Data section =>

┌────────

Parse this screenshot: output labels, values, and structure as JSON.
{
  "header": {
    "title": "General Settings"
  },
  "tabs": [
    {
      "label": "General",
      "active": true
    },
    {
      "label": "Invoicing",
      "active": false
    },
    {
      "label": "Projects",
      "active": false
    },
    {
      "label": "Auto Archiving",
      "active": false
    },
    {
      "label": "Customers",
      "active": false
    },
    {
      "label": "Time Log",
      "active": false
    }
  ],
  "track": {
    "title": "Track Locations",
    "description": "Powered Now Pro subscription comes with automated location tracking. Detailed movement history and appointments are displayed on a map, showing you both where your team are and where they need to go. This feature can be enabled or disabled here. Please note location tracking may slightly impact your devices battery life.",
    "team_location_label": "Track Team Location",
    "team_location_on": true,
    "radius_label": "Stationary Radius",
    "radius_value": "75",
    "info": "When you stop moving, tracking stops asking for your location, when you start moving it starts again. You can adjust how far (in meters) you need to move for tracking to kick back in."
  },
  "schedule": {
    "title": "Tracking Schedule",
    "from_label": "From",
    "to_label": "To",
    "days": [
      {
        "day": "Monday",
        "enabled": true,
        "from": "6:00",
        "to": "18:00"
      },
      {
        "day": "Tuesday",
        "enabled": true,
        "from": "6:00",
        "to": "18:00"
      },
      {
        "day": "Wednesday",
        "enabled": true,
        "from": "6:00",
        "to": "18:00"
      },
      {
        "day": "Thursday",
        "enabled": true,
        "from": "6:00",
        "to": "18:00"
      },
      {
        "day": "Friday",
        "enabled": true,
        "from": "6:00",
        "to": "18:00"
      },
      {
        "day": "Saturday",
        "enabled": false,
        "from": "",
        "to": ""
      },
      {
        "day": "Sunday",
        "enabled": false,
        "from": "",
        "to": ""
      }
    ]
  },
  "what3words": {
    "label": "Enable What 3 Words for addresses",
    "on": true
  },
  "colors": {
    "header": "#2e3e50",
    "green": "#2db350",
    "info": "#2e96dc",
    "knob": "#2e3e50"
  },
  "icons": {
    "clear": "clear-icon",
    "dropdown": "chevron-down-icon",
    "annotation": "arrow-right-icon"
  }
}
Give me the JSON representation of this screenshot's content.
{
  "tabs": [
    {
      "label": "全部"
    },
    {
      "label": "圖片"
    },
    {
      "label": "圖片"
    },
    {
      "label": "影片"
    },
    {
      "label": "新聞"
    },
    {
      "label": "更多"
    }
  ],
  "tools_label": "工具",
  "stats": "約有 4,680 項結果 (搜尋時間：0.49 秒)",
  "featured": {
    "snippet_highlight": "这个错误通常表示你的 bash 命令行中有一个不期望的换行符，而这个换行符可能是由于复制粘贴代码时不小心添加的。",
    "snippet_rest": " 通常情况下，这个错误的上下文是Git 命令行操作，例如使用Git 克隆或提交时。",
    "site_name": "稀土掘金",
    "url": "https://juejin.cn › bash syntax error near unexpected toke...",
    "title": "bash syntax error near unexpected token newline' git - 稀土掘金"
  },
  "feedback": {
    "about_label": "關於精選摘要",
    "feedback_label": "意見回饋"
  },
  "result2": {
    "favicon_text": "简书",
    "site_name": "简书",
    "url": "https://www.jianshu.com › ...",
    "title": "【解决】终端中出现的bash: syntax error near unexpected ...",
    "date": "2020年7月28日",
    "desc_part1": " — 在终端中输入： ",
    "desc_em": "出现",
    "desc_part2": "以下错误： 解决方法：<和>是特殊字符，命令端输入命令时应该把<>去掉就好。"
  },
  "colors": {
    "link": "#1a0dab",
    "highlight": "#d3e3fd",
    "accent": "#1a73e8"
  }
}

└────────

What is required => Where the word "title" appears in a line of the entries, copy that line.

Solution =>
    "title": "General Settings"
    "title": "Track Locations",
    "title": "Tracking Schedule",
    "title": "bash syntax error near unexpected token newline' git - 稀土掘金"
    "title": "【解决】终端中出现的bash: syntax error near unexpected ...",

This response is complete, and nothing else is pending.